- _Work request_: Look through the entries below and report every line that has "Gartic".

● ● ● ●

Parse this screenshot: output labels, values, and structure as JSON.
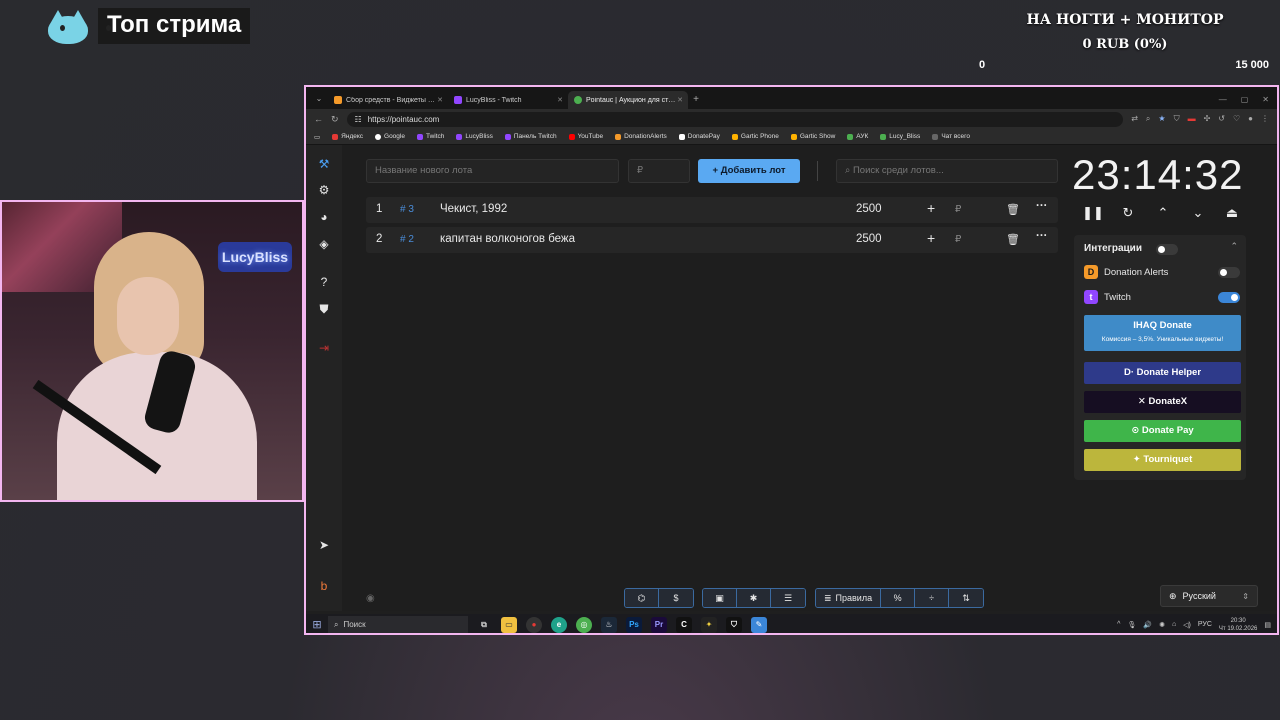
{
  "overlay": {
    "title": "Топ стрима",
    "goal_title": "НА НОГТИ + МОНИТОР",
    "goal_amount": "0 RUB (0%)",
    "goal_min": "0",
    "goal_max": "15 000",
    "cam_neon_text": "LucyBliss"
  },
  "browser": {
    "tabs": [
      {
        "label": "Сбор средств - Виджеты - Donat",
        "color": "#f59a2a",
        "active": false
      },
      {
        "label": "LucyBliss - Twitch",
        "color": "#9146ff",
        "active": false
      },
      {
        "label": "Pointauc | Аукцион для стример",
        "color": "#4caf50",
        "active": true
      }
    ],
    "url": "https://pointauc.com",
    "bookmarks": [
      {
        "label": "Яндекс",
        "color": "#e53935"
      },
      {
        "label": "Google",
        "color": "#ffffff"
      },
      {
        "label": "Twitch",
        "color": "#9146ff"
      },
      {
        "label": "LucyBliss",
        "color": "#9146ff"
      },
      {
        "label": "Панель Twitch",
        "color": "#9146ff"
      },
      {
        "label": "YouTube",
        "color": "#ff0000"
      },
      {
        "label": "DonationAlerts",
        "color": "#f59a2a"
      },
      {
        "label": "DonatePay",
        "color": "#ffffff"
      },
      {
        "label": "Gartic Phone",
        "color": "#ffb300"
      },
      {
        "label": "Gartic Show",
        "color": "#ffb300"
      },
      {
        "label": "АУК",
        "color": "#4caf50"
      },
      {
        "label": "Lucy_Bliss",
        "color": "#4caf50"
      },
      {
        "label": "Чат всего",
        "color": "#666666"
      }
    ]
  },
  "app": {
    "new_lot_placeholder": "Название нового лота",
    "amount_placeholder": "₽",
    "add_lot_label": "Добавить лот",
    "search_placeholder": "Поиск среди лотов...",
    "lots": [
      {
        "num": "1",
        "id": "# 3",
        "name": "Чекист, 1992",
        "amount": "2500"
      },
      {
        "num": "2",
        "id": "# 2",
        "name": "капитан волконогов бежа",
        "amount": "2500"
      }
    ],
    "currency_symbol": "₽",
    "timer": "23:14:32",
    "integrations": {
      "title": "Интеграции",
      "enabled": false,
      "items": [
        {
          "label": "Donation Alerts",
          "enabled": false
        },
        {
          "label": "Twitch",
          "enabled": true
        }
      ]
    },
    "services": [
      {
        "label": "IHAQ Donate",
        "sub": "Комиссия – 3,5%. Уникальные виджеты!",
        "color": "#3f8bc8"
      },
      {
        "label": "Donate Helper",
        "color": "#2e3a8a"
      },
      {
        "label": "DonateX",
        "color": "#160e22"
      },
      {
        "label": "Donate Pay",
        "color": "#3fb54a"
      },
      {
        "label": "Tourniquet",
        "color": "#bcb63c"
      }
    ],
    "bottom_rules": "Правила",
    "language": "Русский"
  },
  "taskbar": {
    "search": "Поиск",
    "lang": "РУС",
    "time": "20:30",
    "date": "Чт 19.02.2026"
  }
}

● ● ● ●

- _Task response_:
        "label": "Gartic Phone",
        "label": "Gartic Show",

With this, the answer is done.